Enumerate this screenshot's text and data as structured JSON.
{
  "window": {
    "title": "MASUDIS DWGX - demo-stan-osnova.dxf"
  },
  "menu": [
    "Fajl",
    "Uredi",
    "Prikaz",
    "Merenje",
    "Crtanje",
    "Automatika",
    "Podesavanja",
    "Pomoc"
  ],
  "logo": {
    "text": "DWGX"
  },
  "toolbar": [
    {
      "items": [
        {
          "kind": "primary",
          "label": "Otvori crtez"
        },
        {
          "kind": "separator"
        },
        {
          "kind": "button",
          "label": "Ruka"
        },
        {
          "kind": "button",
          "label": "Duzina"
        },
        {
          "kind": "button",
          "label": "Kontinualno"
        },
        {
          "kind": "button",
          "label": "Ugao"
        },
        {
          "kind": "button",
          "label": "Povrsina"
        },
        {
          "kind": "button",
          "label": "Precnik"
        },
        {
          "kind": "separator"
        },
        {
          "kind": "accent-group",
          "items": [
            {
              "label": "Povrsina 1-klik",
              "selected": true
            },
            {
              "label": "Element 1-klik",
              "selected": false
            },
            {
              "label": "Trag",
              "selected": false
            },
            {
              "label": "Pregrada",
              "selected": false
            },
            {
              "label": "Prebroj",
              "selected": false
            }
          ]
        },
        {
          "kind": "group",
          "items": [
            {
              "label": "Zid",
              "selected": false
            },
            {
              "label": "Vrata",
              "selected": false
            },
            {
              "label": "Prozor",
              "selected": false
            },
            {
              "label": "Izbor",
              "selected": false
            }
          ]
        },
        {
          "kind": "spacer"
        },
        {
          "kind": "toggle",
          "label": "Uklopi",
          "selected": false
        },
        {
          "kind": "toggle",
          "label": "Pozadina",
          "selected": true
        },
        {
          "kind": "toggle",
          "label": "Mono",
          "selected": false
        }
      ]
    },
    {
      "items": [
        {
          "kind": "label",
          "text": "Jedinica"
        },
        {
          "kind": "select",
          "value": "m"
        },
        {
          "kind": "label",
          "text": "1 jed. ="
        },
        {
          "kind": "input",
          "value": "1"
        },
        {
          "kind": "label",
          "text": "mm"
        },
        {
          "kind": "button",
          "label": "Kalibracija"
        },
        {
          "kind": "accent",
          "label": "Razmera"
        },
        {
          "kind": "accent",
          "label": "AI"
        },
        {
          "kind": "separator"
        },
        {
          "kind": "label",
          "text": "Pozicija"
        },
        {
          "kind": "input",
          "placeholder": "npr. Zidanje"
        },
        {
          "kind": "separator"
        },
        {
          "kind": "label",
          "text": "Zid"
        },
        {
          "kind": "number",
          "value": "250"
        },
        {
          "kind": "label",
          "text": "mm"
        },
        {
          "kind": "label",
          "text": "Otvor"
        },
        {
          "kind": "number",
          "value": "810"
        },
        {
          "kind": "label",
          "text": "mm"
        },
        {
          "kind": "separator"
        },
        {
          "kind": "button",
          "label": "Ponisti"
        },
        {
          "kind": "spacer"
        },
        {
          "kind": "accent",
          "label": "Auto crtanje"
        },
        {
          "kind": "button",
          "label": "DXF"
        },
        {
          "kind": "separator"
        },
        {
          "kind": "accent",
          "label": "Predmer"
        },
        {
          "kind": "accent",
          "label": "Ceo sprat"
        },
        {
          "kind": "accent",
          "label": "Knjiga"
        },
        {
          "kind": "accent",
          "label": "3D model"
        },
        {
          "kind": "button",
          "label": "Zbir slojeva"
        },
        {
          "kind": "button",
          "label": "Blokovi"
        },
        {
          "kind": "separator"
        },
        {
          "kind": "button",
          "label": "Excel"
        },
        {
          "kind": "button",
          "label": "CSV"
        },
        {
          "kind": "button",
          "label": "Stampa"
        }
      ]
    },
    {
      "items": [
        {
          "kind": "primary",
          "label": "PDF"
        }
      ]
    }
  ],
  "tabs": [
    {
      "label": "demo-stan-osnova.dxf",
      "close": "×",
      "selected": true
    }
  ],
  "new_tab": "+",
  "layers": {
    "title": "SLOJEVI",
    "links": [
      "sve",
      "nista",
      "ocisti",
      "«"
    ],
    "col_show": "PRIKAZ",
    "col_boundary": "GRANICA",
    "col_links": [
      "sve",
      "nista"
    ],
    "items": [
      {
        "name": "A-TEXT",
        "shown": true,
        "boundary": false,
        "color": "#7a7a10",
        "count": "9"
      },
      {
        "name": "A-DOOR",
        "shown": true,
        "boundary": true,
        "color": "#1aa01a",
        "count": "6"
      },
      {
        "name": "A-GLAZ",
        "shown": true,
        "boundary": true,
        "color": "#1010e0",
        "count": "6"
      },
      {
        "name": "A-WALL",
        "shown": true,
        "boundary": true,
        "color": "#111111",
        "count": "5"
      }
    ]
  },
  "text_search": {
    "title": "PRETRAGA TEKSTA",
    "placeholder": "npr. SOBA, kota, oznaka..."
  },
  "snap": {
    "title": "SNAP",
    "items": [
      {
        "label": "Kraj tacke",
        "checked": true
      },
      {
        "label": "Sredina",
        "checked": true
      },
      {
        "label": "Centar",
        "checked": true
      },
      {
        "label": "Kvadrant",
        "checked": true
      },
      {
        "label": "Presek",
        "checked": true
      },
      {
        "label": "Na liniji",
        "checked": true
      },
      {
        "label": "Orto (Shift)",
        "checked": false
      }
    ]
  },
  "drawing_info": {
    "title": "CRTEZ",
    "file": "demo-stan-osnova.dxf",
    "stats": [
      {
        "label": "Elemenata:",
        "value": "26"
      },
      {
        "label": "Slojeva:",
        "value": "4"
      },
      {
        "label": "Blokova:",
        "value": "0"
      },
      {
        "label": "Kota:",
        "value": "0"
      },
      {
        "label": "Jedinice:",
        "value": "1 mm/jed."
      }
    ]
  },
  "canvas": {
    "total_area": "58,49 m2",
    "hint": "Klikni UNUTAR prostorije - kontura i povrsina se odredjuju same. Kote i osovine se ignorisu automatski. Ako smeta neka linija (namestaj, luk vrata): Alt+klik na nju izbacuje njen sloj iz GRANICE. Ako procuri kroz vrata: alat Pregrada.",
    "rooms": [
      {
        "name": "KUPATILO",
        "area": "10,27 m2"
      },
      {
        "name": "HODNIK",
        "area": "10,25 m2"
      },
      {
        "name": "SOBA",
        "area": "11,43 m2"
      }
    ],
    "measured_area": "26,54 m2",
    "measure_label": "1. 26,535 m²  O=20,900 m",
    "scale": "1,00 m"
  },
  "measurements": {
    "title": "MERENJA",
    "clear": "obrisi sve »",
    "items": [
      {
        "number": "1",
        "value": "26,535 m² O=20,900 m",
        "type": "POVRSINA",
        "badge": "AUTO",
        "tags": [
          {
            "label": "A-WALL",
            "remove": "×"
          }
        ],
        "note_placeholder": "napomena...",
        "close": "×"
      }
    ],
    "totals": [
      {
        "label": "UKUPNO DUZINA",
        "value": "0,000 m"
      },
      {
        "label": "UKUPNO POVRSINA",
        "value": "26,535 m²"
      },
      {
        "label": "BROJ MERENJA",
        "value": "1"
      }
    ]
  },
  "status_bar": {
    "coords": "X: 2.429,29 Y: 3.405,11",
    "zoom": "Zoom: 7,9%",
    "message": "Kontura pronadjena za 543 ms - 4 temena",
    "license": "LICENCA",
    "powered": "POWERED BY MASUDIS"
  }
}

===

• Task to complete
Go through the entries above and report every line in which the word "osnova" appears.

• Solved exercise
    "title": "MASUDIS DWGX - demo-stan-osnova.dxf"
      "label": "demo-stan-osnova.dxf",
    "file": "demo-stan-osnova.dxf",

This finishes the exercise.